## DATA
··········

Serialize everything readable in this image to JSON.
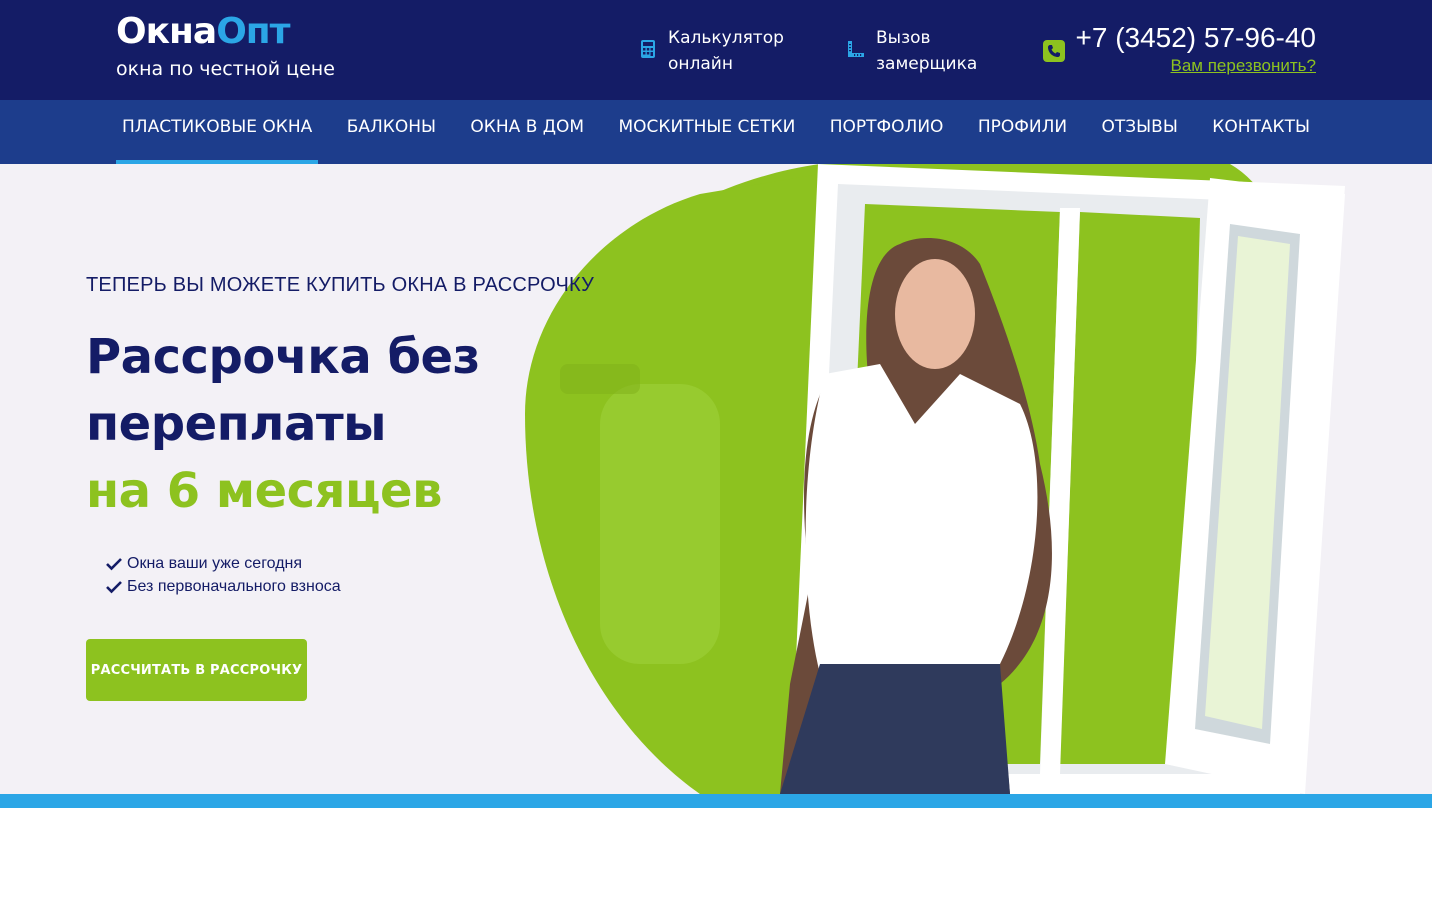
{
  "header": {
    "logo": {
      "part1": "Окна",
      "part2": "Опт",
      "tagline": "окна по честной цене"
    },
    "calculator": {
      "line1": "Калькулятор",
      "line2": "онлайн",
      "icon": "calculator-icon"
    },
    "measurer": {
      "line1": "Вызов",
      "line2": "замерщика",
      "icon": "ruler-icon"
    },
    "phone": {
      "number": "+7 (3452) 57-96-40",
      "callback": "Вам перезвонить?",
      "icon": "phone-icon"
    }
  },
  "nav": {
    "items": [
      {
        "label": "ПЛАСТИКОВЫЕ ОКНА"
      },
      {
        "label": "БАЛКОНЫ"
      },
      {
        "label": "ОКНА В ДОМ"
      },
      {
        "label": "МОСКИТНЫЕ СЕТКИ"
      },
      {
        "label": "ПОРТФОЛИО"
      },
      {
        "label": "ПРОФИЛИ"
      },
      {
        "label": "ОТЗЫВЫ"
      },
      {
        "label": "КОНТАКТЫ"
      }
    ],
    "active_index": 0
  },
  "hero": {
    "subtitle": "ТЕПЕРЬ ВЫ МОЖЕТЕ КУПИТЬ ОКНА В РАССРОЧКУ",
    "title_line1": "Рассрочка без",
    "title_line2": "переплаты",
    "title_line3": "на 6 месяцев",
    "benefits": [
      "Окна ваши уже сегодня",
      "Без первоначального взноса"
    ],
    "cta": "РАССЧИТАТЬ В РАССРОЧКУ"
  },
  "colors": {
    "header_bg": "#141c66",
    "nav_bg": "#1d3d8c",
    "accent_blue": "#2ba6e6",
    "accent_green": "#8dc21f",
    "hero_bg": "#f3f1f6"
  }
}
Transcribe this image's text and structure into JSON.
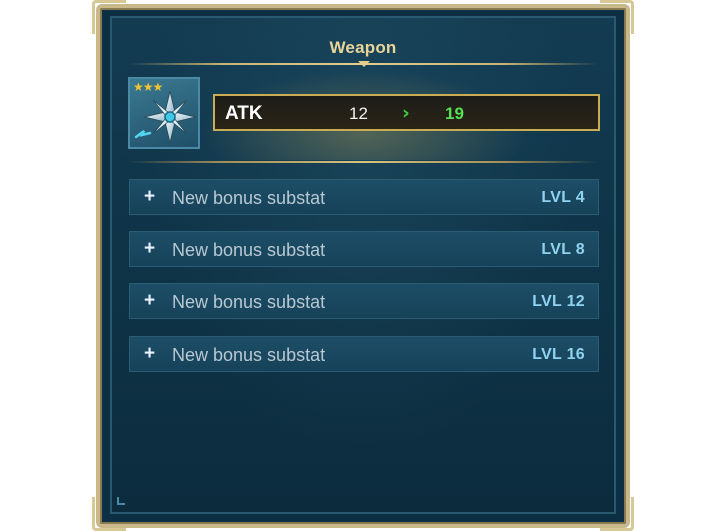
{
  "window": {
    "title": "Weapon"
  },
  "item": {
    "stars": "★★★",
    "icon": "shuriken-weapon-icon"
  },
  "main_stat": {
    "name": "ATK",
    "old_value": "12",
    "arrow": "›",
    "new_value": "19"
  },
  "substats": [
    {
      "plus": "+",
      "label": "New bonus substat",
      "level": "LVL 4"
    },
    {
      "plus": "+",
      "label": "New bonus substat",
      "level": "LVL 8"
    },
    {
      "plus": "+",
      "label": "New bonus substat",
      "level": "LVL 12"
    },
    {
      "plus": "+",
      "label": "New bonus substat",
      "level": "LVL 16"
    }
  ],
  "colors": {
    "accent_gold": "#e8d59b",
    "stat_increase": "#55e055",
    "level_text": "#8fd3f0",
    "panel_bg": "#0f3448"
  }
}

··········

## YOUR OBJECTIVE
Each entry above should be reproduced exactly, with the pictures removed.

## WRITTEN ANSWER
Serialize everything readable in this image to JSON.
{
  "header": {
    "logo": {
      "part1": "Окна",
      "part2": "Опт",
      "tagline": "окна по честной цене"
    },
    "calculator": {
      "line1": "Калькулятор",
      "line2": "онлайн",
      "icon": "calculator-icon"
    },
    "measurer": {
      "line1": "Вызов",
      "line2": "замерщика",
      "icon": "ruler-icon"
    },
    "phone": {
      "number": "+7 (3452) 57-96-40",
      "callback": "Вам перезвонить?",
      "icon": "phone-icon"
    }
  },
  "nav": {
    "items": [
      {
        "label": "ПЛАСТИКОВЫЕ ОКНА"
      },
      {
        "label": "БАЛКОНЫ"
      },
      {
        "label": "ОКНА В ДОМ"
      },
      {
        "label": "МОСКИТНЫЕ СЕТКИ"
      },
      {
        "label": "ПОРТФОЛИО"
      },
      {
        "label": "ПРОФИЛИ"
      },
      {
        "label": "ОТЗЫВЫ"
      },
      {
        "label": "КОНТАКТЫ"
      }
    ],
    "active_index": 0
  },
  "hero": {
    "subtitle": "ТЕПЕРЬ ВЫ МОЖЕТЕ КУПИТЬ ОКНА В РАССРОЧКУ",
    "title_line1": "Рассрочка без",
    "title_line2": "переплаты",
    "title_line3": "на 6 месяцев",
    "benefits": [
      "Окна ваши уже сегодня",
      "Без первоначального взноса"
    ],
    "cta": "РАССЧИТАТЬ В РАССРОЧКУ"
  },
  "colors": {
    "header_bg": "#141c66",
    "nav_bg": "#1d3d8c",
    "accent_blue": "#2ba6e6",
    "accent_green": "#8dc21f",
    "hero_bg": "#f3f1f6"
  }
}
Transcribe this image's text and structure into JSON.
{
  "window": {
    "title": "Weapon"
  },
  "item": {
    "stars": "★★★",
    "icon": "shuriken-weapon-icon"
  },
  "main_stat": {
    "name": "ATK",
    "old_value": "12",
    "arrow": "›",
    "new_value": "19"
  },
  "substats": [
    {
      "plus": "+",
      "label": "New bonus substat",
      "level": "LVL 4"
    },
    {
      "plus": "+",
      "label": "New bonus substat",
      "level": "LVL 8"
    },
    {
      "plus": "+",
      "label": "New bonus substat",
      "level": "LVL 12"
    },
    {
      "plus": "+",
      "label": "New bonus substat",
      "level": "LVL 16"
    }
  ],
  "colors": {
    "accent_gold": "#e8d59b",
    "stat_increase": "#55e055",
    "level_text": "#8fd3f0",
    "panel_bg": "#0f3448"
  }
}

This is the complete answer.